##### Data section

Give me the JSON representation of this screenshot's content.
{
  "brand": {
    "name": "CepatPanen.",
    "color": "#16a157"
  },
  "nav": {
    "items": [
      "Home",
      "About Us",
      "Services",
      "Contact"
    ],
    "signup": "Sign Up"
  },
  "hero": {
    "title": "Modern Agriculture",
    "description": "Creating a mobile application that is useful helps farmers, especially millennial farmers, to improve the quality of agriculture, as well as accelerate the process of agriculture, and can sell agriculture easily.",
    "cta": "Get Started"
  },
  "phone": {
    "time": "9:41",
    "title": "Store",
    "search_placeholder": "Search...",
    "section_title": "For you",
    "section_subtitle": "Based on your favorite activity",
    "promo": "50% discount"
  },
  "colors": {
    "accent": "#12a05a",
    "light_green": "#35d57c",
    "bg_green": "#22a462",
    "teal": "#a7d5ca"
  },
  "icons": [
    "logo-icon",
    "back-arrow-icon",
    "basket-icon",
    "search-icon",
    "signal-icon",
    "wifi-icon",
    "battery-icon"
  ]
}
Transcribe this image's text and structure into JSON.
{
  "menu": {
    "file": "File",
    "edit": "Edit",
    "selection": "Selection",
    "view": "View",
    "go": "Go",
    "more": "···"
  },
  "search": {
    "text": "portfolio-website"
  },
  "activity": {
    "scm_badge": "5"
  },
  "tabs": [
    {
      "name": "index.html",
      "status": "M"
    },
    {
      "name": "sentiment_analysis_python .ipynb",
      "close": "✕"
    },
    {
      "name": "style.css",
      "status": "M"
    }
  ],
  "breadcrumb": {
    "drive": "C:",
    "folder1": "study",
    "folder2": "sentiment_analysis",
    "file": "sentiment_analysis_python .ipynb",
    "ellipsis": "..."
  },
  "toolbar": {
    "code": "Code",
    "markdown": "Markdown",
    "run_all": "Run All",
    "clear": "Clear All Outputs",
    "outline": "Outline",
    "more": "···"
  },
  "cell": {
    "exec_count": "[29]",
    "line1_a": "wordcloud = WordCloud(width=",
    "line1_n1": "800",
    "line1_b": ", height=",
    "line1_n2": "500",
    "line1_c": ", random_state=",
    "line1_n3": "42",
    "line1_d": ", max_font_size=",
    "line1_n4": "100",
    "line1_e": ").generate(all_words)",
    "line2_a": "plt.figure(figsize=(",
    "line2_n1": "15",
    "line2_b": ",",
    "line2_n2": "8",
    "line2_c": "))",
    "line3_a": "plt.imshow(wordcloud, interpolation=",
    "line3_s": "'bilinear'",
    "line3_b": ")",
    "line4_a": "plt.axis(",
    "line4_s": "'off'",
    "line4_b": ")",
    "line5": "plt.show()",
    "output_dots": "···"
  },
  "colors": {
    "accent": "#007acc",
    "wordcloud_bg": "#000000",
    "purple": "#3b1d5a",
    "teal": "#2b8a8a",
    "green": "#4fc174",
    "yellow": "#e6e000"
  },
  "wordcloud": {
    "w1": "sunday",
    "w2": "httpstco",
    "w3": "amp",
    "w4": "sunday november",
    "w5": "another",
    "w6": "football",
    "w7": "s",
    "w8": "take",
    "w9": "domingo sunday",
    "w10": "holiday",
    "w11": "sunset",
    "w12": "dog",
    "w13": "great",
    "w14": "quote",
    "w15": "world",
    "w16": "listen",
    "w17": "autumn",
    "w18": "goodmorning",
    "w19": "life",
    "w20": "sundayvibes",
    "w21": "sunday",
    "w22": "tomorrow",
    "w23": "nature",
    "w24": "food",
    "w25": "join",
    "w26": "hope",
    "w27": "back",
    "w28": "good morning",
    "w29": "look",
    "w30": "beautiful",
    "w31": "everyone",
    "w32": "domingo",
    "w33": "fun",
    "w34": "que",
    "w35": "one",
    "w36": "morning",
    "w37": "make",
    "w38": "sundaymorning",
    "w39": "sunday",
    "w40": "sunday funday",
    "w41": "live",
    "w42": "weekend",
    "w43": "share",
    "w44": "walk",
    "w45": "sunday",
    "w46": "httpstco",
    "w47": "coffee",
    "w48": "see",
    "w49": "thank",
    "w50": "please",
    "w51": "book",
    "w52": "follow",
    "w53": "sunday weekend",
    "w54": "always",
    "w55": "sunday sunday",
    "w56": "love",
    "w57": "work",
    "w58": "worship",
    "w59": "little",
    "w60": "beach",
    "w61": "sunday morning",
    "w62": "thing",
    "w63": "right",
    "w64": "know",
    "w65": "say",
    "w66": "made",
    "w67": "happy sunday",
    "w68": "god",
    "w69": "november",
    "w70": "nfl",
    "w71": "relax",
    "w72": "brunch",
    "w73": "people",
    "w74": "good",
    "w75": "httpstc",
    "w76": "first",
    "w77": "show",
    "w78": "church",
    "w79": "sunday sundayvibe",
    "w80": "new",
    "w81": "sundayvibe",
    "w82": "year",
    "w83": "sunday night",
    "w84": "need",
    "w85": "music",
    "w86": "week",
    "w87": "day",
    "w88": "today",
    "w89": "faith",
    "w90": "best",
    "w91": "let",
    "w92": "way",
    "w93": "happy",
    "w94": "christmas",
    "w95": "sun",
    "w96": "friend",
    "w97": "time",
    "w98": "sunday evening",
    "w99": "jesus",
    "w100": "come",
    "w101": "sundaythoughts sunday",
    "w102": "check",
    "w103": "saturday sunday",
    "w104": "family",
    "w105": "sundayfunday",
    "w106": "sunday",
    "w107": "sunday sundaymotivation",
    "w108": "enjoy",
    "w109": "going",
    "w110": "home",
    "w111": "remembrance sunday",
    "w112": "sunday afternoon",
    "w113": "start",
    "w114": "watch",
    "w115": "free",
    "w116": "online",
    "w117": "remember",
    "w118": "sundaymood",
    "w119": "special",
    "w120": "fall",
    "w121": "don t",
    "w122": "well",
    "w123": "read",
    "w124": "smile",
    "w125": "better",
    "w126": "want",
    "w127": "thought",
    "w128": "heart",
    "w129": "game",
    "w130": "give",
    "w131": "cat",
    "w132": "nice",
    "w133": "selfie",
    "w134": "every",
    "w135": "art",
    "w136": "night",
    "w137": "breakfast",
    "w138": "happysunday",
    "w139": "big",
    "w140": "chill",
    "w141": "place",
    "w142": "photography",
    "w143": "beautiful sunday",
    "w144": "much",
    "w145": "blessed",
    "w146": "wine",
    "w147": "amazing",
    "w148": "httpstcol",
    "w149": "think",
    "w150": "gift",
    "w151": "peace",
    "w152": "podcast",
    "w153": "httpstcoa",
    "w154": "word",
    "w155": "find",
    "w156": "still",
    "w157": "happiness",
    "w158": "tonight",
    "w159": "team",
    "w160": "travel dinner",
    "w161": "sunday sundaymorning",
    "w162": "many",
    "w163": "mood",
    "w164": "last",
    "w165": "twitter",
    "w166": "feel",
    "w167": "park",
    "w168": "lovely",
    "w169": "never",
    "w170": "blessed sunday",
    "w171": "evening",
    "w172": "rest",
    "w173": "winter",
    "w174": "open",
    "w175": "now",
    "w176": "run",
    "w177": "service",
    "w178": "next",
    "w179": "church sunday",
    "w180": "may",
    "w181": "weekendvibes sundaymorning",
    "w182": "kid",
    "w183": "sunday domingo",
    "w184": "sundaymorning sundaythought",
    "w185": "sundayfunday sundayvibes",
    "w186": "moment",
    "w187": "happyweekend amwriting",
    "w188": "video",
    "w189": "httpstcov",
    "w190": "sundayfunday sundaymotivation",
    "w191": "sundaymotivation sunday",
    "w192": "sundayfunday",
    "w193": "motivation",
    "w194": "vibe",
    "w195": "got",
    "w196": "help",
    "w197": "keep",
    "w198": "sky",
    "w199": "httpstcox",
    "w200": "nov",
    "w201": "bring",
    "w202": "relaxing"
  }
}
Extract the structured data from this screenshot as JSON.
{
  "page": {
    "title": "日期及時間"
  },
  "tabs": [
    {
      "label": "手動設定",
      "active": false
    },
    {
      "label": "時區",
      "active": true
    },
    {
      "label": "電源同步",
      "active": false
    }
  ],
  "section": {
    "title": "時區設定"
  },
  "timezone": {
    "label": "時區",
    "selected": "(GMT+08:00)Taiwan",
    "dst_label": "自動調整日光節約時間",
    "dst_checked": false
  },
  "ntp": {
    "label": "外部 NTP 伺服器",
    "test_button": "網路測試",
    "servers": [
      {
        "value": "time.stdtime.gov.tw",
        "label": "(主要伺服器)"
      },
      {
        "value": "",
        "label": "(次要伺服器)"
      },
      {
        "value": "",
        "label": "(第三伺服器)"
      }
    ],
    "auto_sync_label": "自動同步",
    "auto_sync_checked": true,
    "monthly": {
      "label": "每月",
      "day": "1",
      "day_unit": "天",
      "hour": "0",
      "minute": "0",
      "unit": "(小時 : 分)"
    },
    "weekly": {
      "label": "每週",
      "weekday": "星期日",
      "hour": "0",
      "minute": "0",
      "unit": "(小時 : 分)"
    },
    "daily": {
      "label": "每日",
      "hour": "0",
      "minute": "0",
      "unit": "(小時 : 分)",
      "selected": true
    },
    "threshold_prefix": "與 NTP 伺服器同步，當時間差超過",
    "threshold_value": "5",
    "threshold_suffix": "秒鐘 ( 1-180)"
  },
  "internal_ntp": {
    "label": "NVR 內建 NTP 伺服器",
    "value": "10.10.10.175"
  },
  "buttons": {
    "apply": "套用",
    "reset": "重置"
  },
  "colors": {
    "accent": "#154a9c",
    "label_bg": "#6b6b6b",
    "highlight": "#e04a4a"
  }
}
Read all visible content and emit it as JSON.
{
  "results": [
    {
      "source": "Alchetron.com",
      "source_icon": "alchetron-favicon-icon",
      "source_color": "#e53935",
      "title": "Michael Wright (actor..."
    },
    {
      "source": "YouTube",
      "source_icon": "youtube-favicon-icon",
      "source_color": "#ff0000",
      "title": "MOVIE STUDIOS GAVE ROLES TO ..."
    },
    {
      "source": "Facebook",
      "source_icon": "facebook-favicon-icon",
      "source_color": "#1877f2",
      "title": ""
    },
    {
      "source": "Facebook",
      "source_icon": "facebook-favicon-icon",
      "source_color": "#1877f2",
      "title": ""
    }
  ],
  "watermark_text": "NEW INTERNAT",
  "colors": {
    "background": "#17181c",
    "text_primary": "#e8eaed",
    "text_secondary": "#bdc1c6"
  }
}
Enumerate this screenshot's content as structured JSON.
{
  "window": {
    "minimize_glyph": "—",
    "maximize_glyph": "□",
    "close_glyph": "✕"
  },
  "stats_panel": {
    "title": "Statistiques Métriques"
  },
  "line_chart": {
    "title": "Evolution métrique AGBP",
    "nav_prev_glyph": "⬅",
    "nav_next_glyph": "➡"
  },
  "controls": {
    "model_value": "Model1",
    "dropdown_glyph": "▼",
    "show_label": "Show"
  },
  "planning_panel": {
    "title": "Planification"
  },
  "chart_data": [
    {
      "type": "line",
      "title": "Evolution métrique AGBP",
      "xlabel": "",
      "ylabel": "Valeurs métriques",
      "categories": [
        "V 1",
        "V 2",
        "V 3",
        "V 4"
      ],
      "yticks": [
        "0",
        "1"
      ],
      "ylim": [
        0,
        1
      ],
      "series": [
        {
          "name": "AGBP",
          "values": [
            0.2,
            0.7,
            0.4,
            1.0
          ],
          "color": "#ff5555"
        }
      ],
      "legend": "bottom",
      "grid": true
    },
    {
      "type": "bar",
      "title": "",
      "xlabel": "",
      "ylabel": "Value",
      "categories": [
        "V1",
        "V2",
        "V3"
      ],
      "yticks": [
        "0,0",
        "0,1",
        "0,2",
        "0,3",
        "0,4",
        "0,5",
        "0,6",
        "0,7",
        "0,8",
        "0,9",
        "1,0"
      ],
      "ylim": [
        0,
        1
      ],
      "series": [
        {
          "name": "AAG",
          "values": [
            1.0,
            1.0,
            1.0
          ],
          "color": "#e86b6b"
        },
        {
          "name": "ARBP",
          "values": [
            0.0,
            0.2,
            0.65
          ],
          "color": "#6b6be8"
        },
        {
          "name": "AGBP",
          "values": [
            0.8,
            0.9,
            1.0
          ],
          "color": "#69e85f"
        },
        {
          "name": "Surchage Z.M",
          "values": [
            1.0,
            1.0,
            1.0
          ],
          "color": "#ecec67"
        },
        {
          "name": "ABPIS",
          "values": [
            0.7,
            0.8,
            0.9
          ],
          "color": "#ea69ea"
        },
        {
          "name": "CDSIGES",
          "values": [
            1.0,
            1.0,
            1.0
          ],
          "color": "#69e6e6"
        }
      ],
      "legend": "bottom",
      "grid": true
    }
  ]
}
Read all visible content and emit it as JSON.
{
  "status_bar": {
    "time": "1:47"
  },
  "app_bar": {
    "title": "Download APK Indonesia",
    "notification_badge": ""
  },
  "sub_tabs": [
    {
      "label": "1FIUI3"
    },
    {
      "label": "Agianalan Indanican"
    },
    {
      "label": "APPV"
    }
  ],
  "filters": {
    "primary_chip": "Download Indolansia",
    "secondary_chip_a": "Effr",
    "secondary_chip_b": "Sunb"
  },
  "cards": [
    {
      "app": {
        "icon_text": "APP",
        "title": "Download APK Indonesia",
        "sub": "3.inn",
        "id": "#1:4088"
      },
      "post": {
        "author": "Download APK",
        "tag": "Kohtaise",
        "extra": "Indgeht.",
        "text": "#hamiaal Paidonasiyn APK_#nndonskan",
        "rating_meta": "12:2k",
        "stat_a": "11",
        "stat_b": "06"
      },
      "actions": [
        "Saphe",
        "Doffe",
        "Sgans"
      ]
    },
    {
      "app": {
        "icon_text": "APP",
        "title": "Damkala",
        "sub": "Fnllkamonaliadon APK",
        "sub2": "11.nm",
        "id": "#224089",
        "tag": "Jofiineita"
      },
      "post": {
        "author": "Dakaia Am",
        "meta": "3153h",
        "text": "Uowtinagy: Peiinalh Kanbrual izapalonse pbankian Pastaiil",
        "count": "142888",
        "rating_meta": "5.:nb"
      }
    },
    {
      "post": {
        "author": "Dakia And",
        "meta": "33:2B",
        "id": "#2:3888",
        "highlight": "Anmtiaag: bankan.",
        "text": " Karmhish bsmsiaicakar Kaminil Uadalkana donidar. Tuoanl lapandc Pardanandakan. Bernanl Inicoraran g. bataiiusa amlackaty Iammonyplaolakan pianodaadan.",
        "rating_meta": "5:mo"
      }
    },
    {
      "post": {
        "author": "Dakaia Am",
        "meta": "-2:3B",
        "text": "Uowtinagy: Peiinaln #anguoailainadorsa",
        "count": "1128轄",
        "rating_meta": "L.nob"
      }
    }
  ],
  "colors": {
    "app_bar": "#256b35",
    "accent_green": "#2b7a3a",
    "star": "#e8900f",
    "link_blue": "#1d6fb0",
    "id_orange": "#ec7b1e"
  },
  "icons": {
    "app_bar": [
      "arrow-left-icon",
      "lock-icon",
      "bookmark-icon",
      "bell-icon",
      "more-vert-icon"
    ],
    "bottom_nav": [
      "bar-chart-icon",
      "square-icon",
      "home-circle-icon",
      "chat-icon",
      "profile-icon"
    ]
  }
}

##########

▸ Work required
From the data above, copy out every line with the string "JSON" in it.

▸ Answer space
Give me the JSON representation of this screenshot's content.
Transcribe this image's text and structure into JSON.
Extract the structured data from this screenshot as JSON.
Read all visible content and emit it as JSON.
Enumerate this screenshot's content as structured JSON.
Read all visible content and emit it as JSON.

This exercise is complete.